*** Data section Section Begins ***
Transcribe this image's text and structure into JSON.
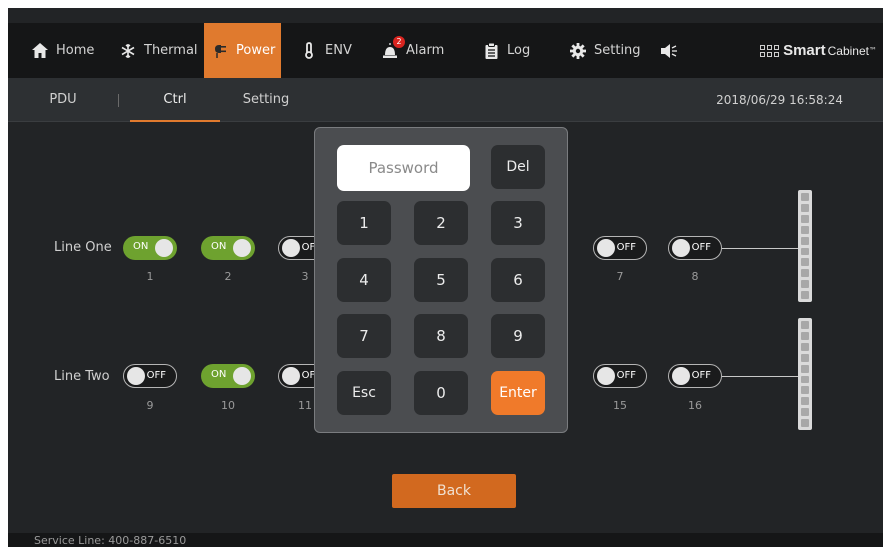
{
  "nav": {
    "items": [
      {
        "label": "Home",
        "icon": "home-icon"
      },
      {
        "label": "Thermal",
        "icon": "snowflake-icon"
      },
      {
        "label": "Power",
        "icon": "power-plug-icon"
      },
      {
        "label": "ENV",
        "icon": "thermometer-icon"
      },
      {
        "label": "Alarm",
        "icon": "alarm-light-icon",
        "badge": "2"
      },
      {
        "label": "Log",
        "icon": "clipboard-icon"
      },
      {
        "label": "Setting",
        "icon": "gear-icon"
      },
      {
        "label": "",
        "icon": "speaker-icon"
      }
    ],
    "active": "Power",
    "accent_color": "#e07a2e"
  },
  "brand": {
    "bold": "Smart",
    "light": "Cabinet",
    "mark": "™"
  },
  "subtabs": {
    "items": [
      {
        "label": "PDU"
      },
      {
        "label": "Ctrl"
      },
      {
        "label": "Setting"
      }
    ],
    "active": "Ctrl",
    "datetime": "2018/06/29 16:58:24"
  },
  "lines": [
    {
      "label": "Line One",
      "switches": [
        {
          "num": "1",
          "state": "ON"
        },
        {
          "num": "2",
          "state": "ON"
        },
        {
          "num": "3",
          "state": "OFF"
        },
        {
          "num": "7",
          "state": "OFF"
        },
        {
          "num": "8",
          "state": "OFF"
        }
      ]
    },
    {
      "label": "Line Two",
      "switches": [
        {
          "num": "9",
          "state": "OFF"
        },
        {
          "num": "10",
          "state": "ON"
        },
        {
          "num": "11",
          "state": "OFF"
        },
        {
          "num": "15",
          "state": "OFF"
        },
        {
          "num": "16",
          "state": "OFF"
        }
      ]
    }
  ],
  "colors": {
    "on": "#6ea22f",
    "off": "#1a1b1c",
    "enter": "#f07a2a",
    "back": "#d2691f"
  },
  "keypad": {
    "password_placeholder": "Password",
    "del": "Del",
    "keys": [
      "1",
      "2",
      "3",
      "4",
      "5",
      "6",
      "7",
      "8",
      "9",
      "Esc",
      "0",
      "Enter"
    ]
  },
  "back_label": "Back",
  "footer": "Service Line: 400-887-6510"
}
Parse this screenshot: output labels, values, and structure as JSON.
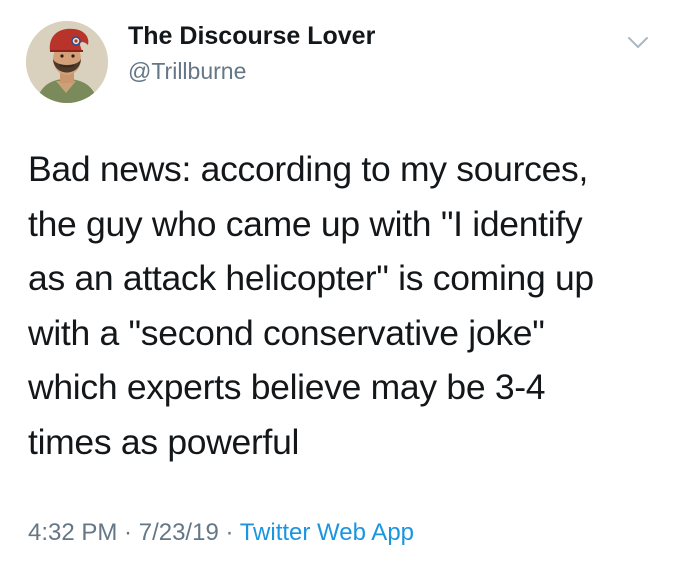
{
  "user": {
    "display_name": "The Discourse Lover",
    "handle": "@Trillburne"
  },
  "tweet": {
    "lines": [
      "Bad news: according to my sources,",
      "the guy who came up with \"I identify",
      "as an attack helicopter\" is coming up",
      "with a \"second conservative joke\"",
      "which experts believe may be 3-4",
      "times as powerful"
    ]
  },
  "meta": {
    "time": "4:32 PM",
    "separator": " · ",
    "date": "7/23/19",
    "source": "Twitter Web App"
  },
  "icons": {
    "menu": "chevron-down-icon",
    "avatar": "avatar-image"
  },
  "colors": {
    "text": "#14171a",
    "secondary": "#657786",
    "link": "#1b95e0"
  }
}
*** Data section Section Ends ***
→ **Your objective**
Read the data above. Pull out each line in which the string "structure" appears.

→ **Written response**
Transcribe this image's text and structure into JSON.
Parse this screenshot: output labels, values, and structure as JSON.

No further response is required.